Tigers hunt young or infirm gaur, but have also been reported to have killed healthy bulls weighing at least 1,000 kg (2,200 lb). A video of a tiger killing a female gaur was recorded in the Bandipur Tiger Reserve in October 2013. When confronted by a tiger, the adult members of a gaur herd often form a circle surrounding the vulnerable young and calves, shielding them from the big cat. As tigers rely on ambush attacks when taking on prey as large as a gaur, they will almost always abandon a hunt if detected and met in this manner. A herd of gaur in Malaysia encircled a calf killed by a tiger and prevented it from approaching the carcass. In Nagarahole National Park, upon sensing a stalking tiger, a herd of gaur walked as a menacing phalanx towards it, forcing the tiger to retreat and abandon the hunt. Gaur are not as aggressive toward humans as wild water buffaloes.
The global population of gaur is estimated to be between 13,000 and 30,000 individuals, with a dramatic decline all across its range due to unprecedented growth of human population in South-East Asia. Decline factors include poaching, habitat destruction, competition for food resources and disease transmission from domestic cattle. Rinderpest has for example dramatically affected the Indian gaur population in 1968. Conservation and management plans for the gaur are implemented in Malaysia and Vietnam where scattered populations are close to extinction.

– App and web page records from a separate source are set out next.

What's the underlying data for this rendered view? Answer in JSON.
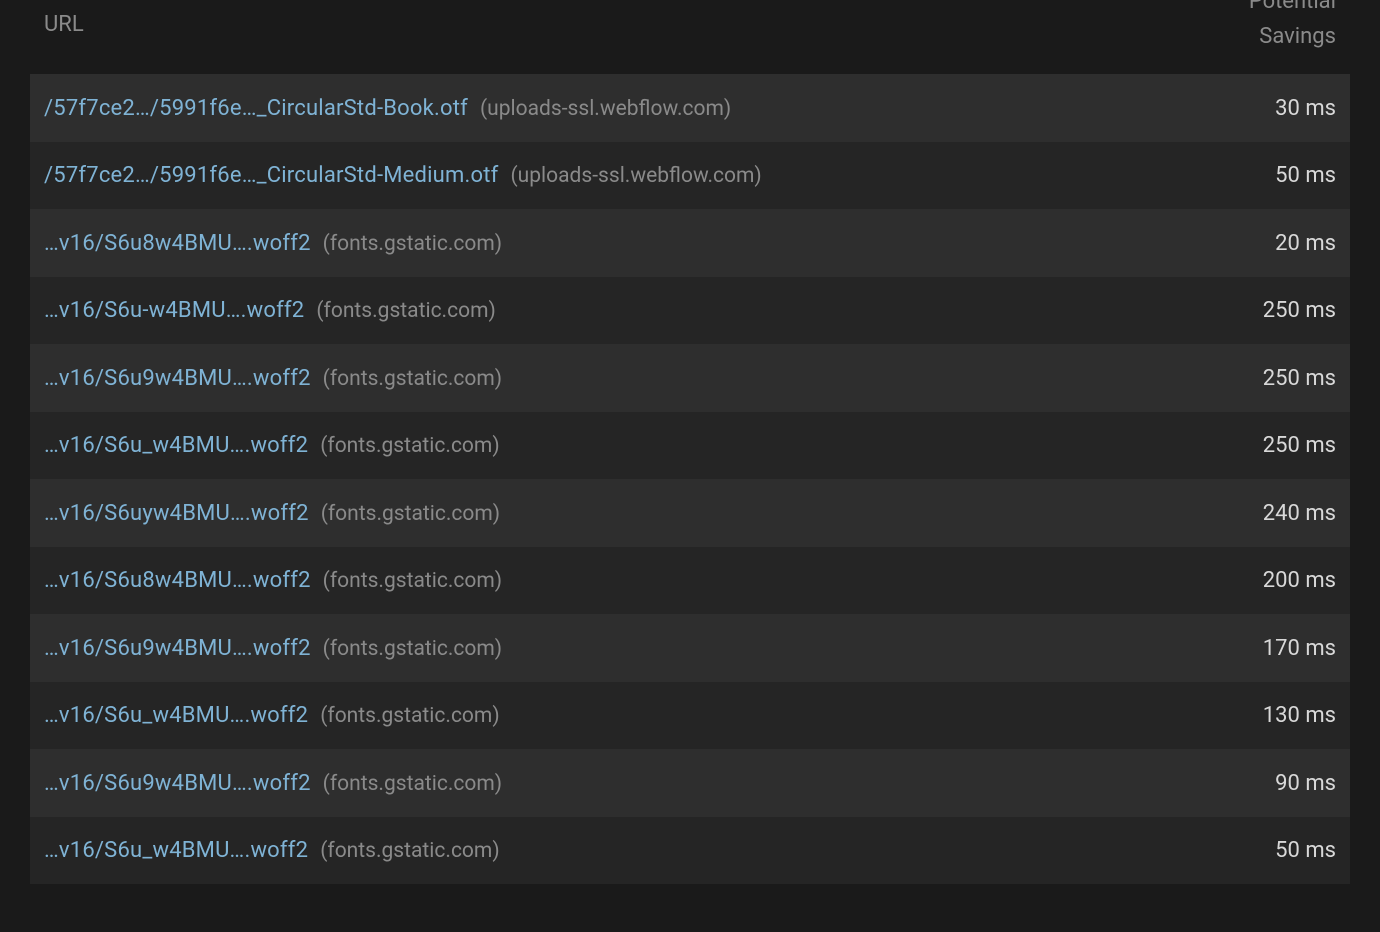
{
  "header": {
    "url_label": "URL",
    "savings_label_1": "Potential",
    "savings_label_2": "Savings"
  },
  "rows": [
    {
      "path": "/57f7ce2…/5991f6e…_CircularStd-Book.otf",
      "host": "(uploads-ssl.webflow.com)",
      "savings": "30 ms"
    },
    {
      "path": "/57f7ce2…/5991f6e…_CircularStd-Medium.otf",
      "host": "(uploads-ssl.webflow.com)",
      "savings": "50 ms"
    },
    {
      "path": "…v16/S6u8w4BMU….woff2",
      "host": "(fonts.gstatic.com)",
      "savings": "20 ms"
    },
    {
      "path": "…v16/S6u-w4BMU….woff2",
      "host": "(fonts.gstatic.com)",
      "savings": "250 ms"
    },
    {
      "path": "…v16/S6u9w4BMU….woff2",
      "host": "(fonts.gstatic.com)",
      "savings": "250 ms"
    },
    {
      "path": "…v16/S6u_w4BMU….woff2",
      "host": "(fonts.gstatic.com)",
      "savings": "250 ms"
    },
    {
      "path": "…v16/S6uyw4BMU….woff2",
      "host": "(fonts.gstatic.com)",
      "savings": "240 ms"
    },
    {
      "path": "…v16/S6u8w4BMU….woff2",
      "host": "(fonts.gstatic.com)",
      "savings": "200 ms"
    },
    {
      "path": "…v16/S6u9w4BMU….woff2",
      "host": "(fonts.gstatic.com)",
      "savings": "170 ms"
    },
    {
      "path": "…v16/S6u_w4BMU….woff2",
      "host": "(fonts.gstatic.com)",
      "savings": "130 ms"
    },
    {
      "path": "…v16/S6u9w4BMU….woff2",
      "host": "(fonts.gstatic.com)",
      "savings": "90 ms"
    },
    {
      "path": "…v16/S6u_w4BMU….woff2",
      "host": "(fonts.gstatic.com)",
      "savings": "50 ms"
    }
  ]
}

B. g. laosiensis and B. g. hubbacki are particularly endangered. There has been at least a 60% reduction in the gaur population in Thailand in only 20 years (Srikosamatara and Suteethorn, 1995). Poaching to sell the horns as trophies constitutes the main cause of overexploitation of remnant populations. Subsistence hunting has apparently a small influence on the viability of the population of gaurs. Ex situ conservation programs are implemented for gaur in US and in Europe. However, these captive populations are too small and dangerously inbred. In 2001, a gaur was cloned in U.S., but it died within a couple of days.